They say it takes 2-3 years of living in Los Angeles to truly appreciate it. What kind of learning curve is that? I’ve probably spent 6 days total over many years in Montreal and I would have sex with Montreal with no protection pleading to God I get it pregnant. I don’t think that’s 2-3 years of learning to appreciate something, I think that it takes 2-3 years for your brain cells that know what a city is to die off. And those 2-3 years seem like one long, grueling sunny day. Everyone loves a sunny day. But this isn’t ‘Return to the Blue Lagoon’ sunny, this is ‘Cool Hand Luke’ sunny. This is a scorching, dry sun which kills every living plant matter/will to live. But don’t worry, there are millions of sprinklers to water the grass every night, even if most of it ends up on the sidewalk.
So is worldwide ‘recognition’ worth years of your life? Why? So you can live in a secluded mansion in Calabasas? Leaving your gated community once a week to ‘take a meeting’ and groceries? This is a life? Everyone is out here to write/act/direct, but they’re stuck in the most mind-numbing environ I can imagine. Do you want to live an exciting/dynamic life or do you want to write about one? Los Angeles is the suburban hellhole I moved to New York to get away from. In New York, the rich/dirt poor share the same streets. The entire city is open to you. In every LA neighborhood there is a main drag and 90% private property you are not allowed to venture onto, leaving about 10% of ‘the city’ to ‘explore’. Silver Lake, for example, was recently called ‘The Hippest Neighborhood in the Country’ by Forbes. Silver Lake has one main drag, Sunset, which comprises of maybe 4 or 5 restaurants and 5 bars. It’s one street. Also, none of these establishments are within walking distance to each other. The rest of the neighborhood is a hilly residential area which I mistook for a Mexican shantytown in a recent pictorial. There is also the Silver Lake itself, which is a gated reservoir you are not allowed to touch or go near. There has been the recent addition of some green space, which is always soggy due to the constant watering it needs to survive and one (1) tree that offers any kind of shade. There is Runyon Canyon, which is nice, but it’s not a park, it’s a hill with a paved road you walk (hike) up. This is also a recent addition to LA in 1984 so God knows what people had to do before that. And before you tout about Los Angeles’ ‘deep heritage and ethnic culture’, I have yet to hear about a transplant going south of the 10, where all of the ‘rich diversity’ (East LA/Compton/Torrance/San Gabriel) is. So what are they talking about? Taco trucks?

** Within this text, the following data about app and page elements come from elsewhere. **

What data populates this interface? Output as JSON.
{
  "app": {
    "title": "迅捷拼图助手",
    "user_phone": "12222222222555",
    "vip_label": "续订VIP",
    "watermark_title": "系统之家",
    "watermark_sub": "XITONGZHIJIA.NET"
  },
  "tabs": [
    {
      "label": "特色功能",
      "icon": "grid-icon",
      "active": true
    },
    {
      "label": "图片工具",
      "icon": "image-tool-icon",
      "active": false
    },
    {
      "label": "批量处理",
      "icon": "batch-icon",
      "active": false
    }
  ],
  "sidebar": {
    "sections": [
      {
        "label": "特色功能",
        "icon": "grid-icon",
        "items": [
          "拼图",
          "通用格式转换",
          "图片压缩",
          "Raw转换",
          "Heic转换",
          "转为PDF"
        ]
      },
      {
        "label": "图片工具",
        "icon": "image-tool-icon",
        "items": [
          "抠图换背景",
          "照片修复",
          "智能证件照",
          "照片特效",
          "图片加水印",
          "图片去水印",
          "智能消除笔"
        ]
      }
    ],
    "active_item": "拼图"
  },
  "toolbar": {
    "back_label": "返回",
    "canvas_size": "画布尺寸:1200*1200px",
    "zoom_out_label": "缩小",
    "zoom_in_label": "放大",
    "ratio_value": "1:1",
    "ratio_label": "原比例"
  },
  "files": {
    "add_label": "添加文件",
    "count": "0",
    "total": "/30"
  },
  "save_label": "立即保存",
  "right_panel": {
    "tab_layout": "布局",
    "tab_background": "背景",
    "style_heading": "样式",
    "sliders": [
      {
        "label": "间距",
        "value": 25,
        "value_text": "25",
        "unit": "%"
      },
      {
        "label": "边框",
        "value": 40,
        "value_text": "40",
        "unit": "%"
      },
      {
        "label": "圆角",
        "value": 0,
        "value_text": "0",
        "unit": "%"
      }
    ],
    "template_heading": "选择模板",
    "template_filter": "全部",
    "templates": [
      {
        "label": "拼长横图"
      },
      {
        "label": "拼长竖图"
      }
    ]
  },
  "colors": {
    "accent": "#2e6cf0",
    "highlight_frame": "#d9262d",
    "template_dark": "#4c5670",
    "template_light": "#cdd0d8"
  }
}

The most fitting metaphor I can construct is New York is the party: you’re dressed up, the energy is high, the possibilities for the night are endless. Los Angeles feels like the morning after, groggy people in sweatpants nursing their hangovers by lying on the beach or ‘taking it easy’. They say LA is what you make it, which sounds a bit like Stockholm Syndrome to me. Yes, there is plenty to enjoy if you’re adamant about making the best of living in a subpar city to pursue your dreams of celebrity, which usually is composed of narcissistic and self-absorbed qualities that run opposite to those required for any sense of community. I’m jealous I don’t see what others see in LA, if only because of the expensive move back East.
P.S. The Getty is great.